By Madison Noordhoek, University News, University of Missouri – Kansas City
April 9, 2018
Whether it be a bag of peanuts, an iconic bobble head or a 6-4-3 double play, baseball has long been not only America’s favorite pastime, but also Cuba’s.
American photographer Ira Block has visited Cuba several times as a National Geographic photographer. He decided to return for a three-year period to capture baseball’s cultural influence in Cuba. Block shared his work at Kansas City’s Negro League Baseball Museum Saturday afternoon.
“I wanted to document how the sport permeated and influenced Cuban culture,” Block said. “I wanted to show the way that people relate to the sport and then turn it all into an upbeat book. There’s so much negativity going on in the world today and the way sport affects culture is very uplifting and positive. The people there truly love the game.”
Baseball is an integral part of the history and evolution of Cuban culture, as it created a sense of community among those who played. Despite the extended time period Block spent on this photography project, the artist seemed to have no trouble finding his subjects.
“This is one of the easiest projects I ever did. All I had to do was ask where they were playing ball,” Block reveals. “I was just a wandering gypsy following the ball.”
Block spoke about the genuine enjoyment of the game among Cuban culture. Unlike the Major Leagues Baseball that dominates American culture, Cuba teams don’t have millions of dollars. They simply play to play.
Because of this different mindset, there is not as much pressure, particularly on adolescent players, in regards to scouting or admittance to baseball academies.

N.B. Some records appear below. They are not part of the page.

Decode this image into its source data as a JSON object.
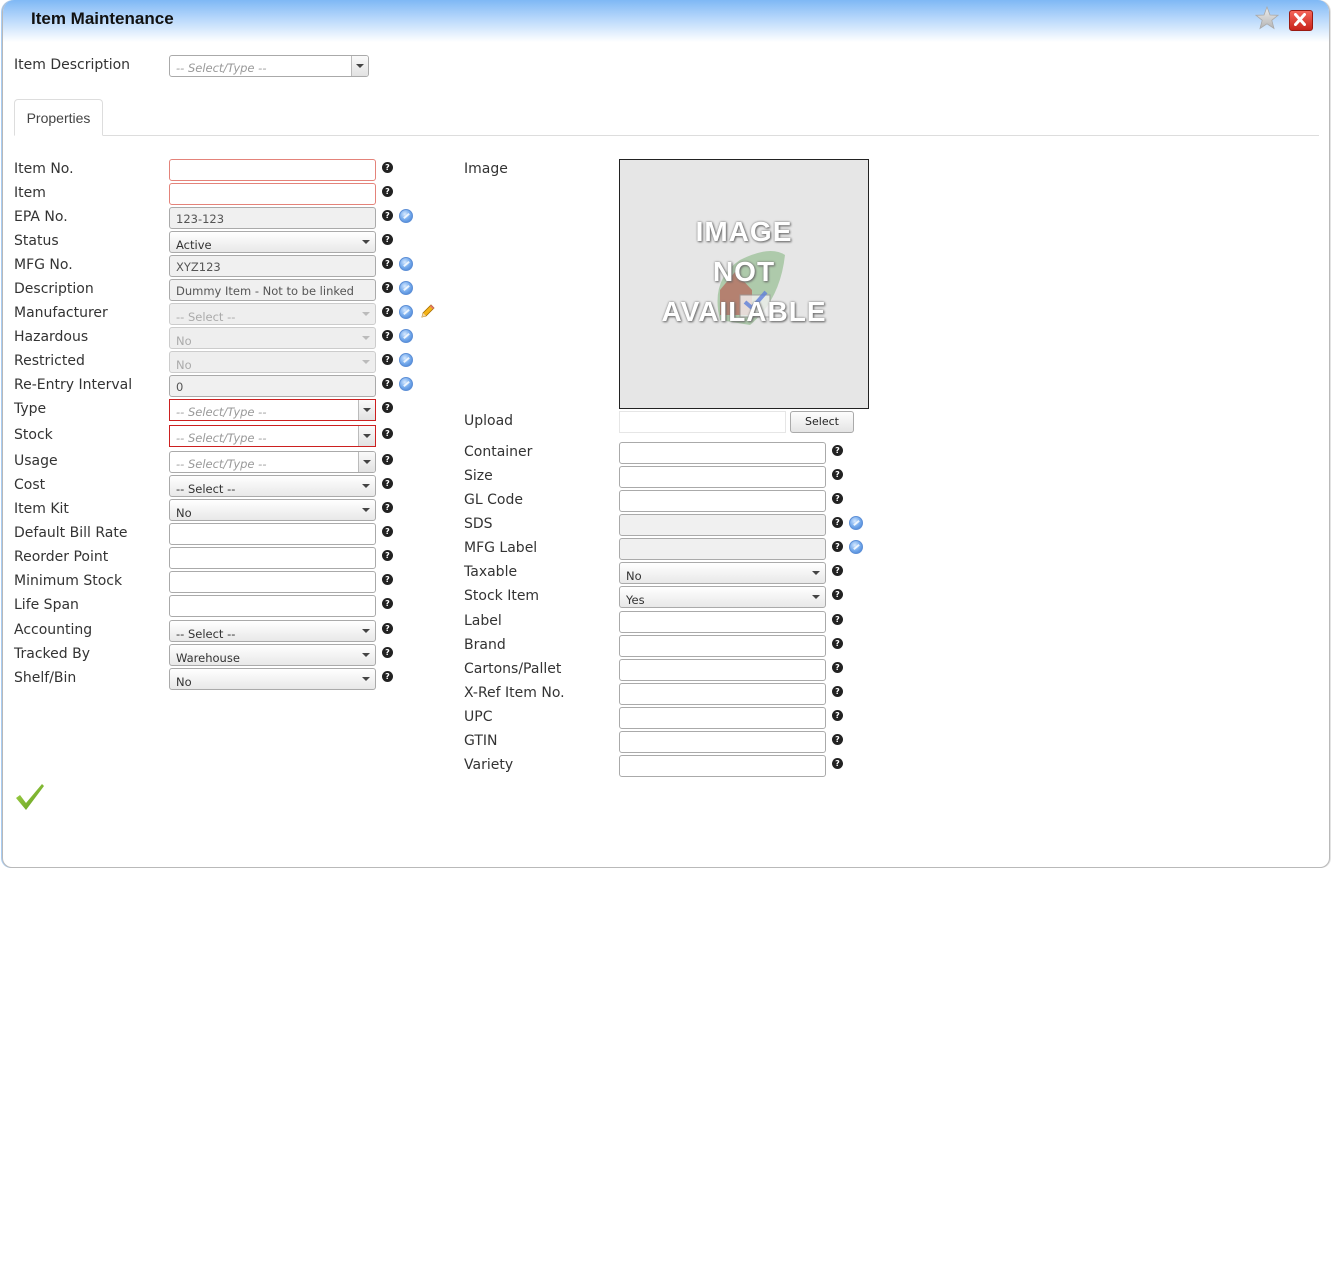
{
  "window": {
    "title": "Item Maintenance",
    "favorite_icon": "star-icon",
    "close_icon": "close-icon"
  },
  "header": {
    "item_description_label": "Item Description",
    "item_description_placeholder": "-- Select/Type --"
  },
  "tabs": [
    {
      "label": "Properties",
      "active": true
    }
  ],
  "left_fields": [
    {
      "label": "Item No.",
      "kind": "text",
      "value": "",
      "required": true,
      "help": true
    },
    {
      "label": "Item",
      "kind": "text",
      "value": "",
      "required": true,
      "help": true
    },
    {
      "label": "EPA No.",
      "kind": "readonly",
      "value": "123-123",
      "help": true,
      "globe": true
    },
    {
      "label": "Status",
      "kind": "select",
      "value": "Active",
      "help": true
    },
    {
      "label": "MFG No.",
      "kind": "readonly",
      "value": "XYZ123",
      "help": true,
      "globe": true
    },
    {
      "label": "Description",
      "kind": "readonly",
      "value": "Dummy Item - Not to be linked",
      "help": true,
      "globe": true
    },
    {
      "label": "Manufacturer",
      "kind": "disabled-select",
      "value": "-- Select --",
      "help": true,
      "globe": true,
      "edit": true
    },
    {
      "label": "Hazardous",
      "kind": "disabled-select",
      "value": "No",
      "help": true,
      "globe": true
    },
    {
      "label": "Restricted",
      "kind": "disabled-select",
      "value": "No",
      "help": true,
      "globe": true
    },
    {
      "label": "Re-Entry Interval",
      "kind": "readonly",
      "value": "0",
      "help": true,
      "globe": true
    },
    {
      "label": "Type",
      "kind": "combo",
      "value": "-- Select/Type --",
      "required": true,
      "help": true
    },
    {
      "label": "Stock",
      "kind": "combo",
      "value": "-- Select/Type --",
      "required": true,
      "help": true
    },
    {
      "label": "Usage",
      "kind": "combo",
      "value": "-- Select/Type --",
      "help": true
    },
    {
      "label": "Cost",
      "kind": "select",
      "value": "-- Select --",
      "help": true
    },
    {
      "label": "Item Kit",
      "kind": "select",
      "value": "No",
      "help": true
    },
    {
      "label": "Default Bill Rate",
      "kind": "text",
      "value": "",
      "help": true
    },
    {
      "label": "Reorder Point",
      "kind": "text",
      "value": "",
      "help": true
    },
    {
      "label": "Minimum Stock",
      "kind": "text",
      "value": "",
      "help": true
    },
    {
      "label": "Life Span",
      "kind": "text",
      "value": "",
      "help": true
    },
    {
      "label": "Accounting",
      "kind": "select",
      "value": "-- Select --",
      "help": true
    },
    {
      "label": "Tracked By",
      "kind": "select",
      "value": "Warehouse",
      "help": true
    },
    {
      "label": "Shelf/Bin",
      "kind": "select",
      "value": "No",
      "help": true
    }
  ],
  "image": {
    "label": "Image",
    "placeholder_lines": [
      "IMAGE",
      "NOT",
      "AVAILABLE"
    ],
    "upload_label": "Upload",
    "select_button": "Select"
  },
  "right_fields": [
    {
      "label": "Container",
      "kind": "text",
      "value": "",
      "help": true
    },
    {
      "label": "Size",
      "kind": "text",
      "value": "",
      "help": true
    },
    {
      "label": "GL Code",
      "kind": "text",
      "value": "",
      "help": true
    },
    {
      "label": "SDS",
      "kind": "readonly",
      "value": "",
      "help": true,
      "globe": true
    },
    {
      "label": "MFG Label",
      "kind": "readonly",
      "value": "",
      "help": true,
      "globe": true
    },
    {
      "label": "Taxable",
      "kind": "select",
      "value": "No",
      "help": true
    },
    {
      "label": "Stock Item",
      "kind": "select",
      "value": "Yes",
      "help": true
    },
    {
      "label": "Label",
      "kind": "text",
      "value": "",
      "help": true
    },
    {
      "label": "Brand",
      "kind": "text",
      "value": "",
      "help": true
    },
    {
      "label": "Cartons/Pallet",
      "kind": "text",
      "value": "",
      "help": true
    },
    {
      "label": "X-Ref Item No.",
      "kind": "text",
      "value": "",
      "help": true
    },
    {
      "label": "UPC",
      "kind": "text",
      "value": "",
      "help": true
    },
    {
      "label": "GTIN",
      "kind": "text",
      "value": "",
      "help": true
    },
    {
      "label": "Variety",
      "kind": "text",
      "value": "",
      "help": true
    }
  ],
  "actions": {
    "save_icon": "checkmark-icon"
  },
  "colors": {
    "title_gradient_top": "#7fb8f5",
    "required_border": "#e4837a",
    "required_combo_border": "#cc2020",
    "checkmark": "#7ab527",
    "close_button": "#d9342a"
  }
}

The artist admitted to having one struggle during his photographic series: bringing it to an end.
“It’s always hard to end this sort of project because you always think there’s something more, something you didn’t get,” Block said.
“Cuba Loves Baseball” by Ira Block book singing is closed, but can be purchased online. The Negro Leagues Baseball Museum is located in the 18th & Vine District in Kansas City, Missouri.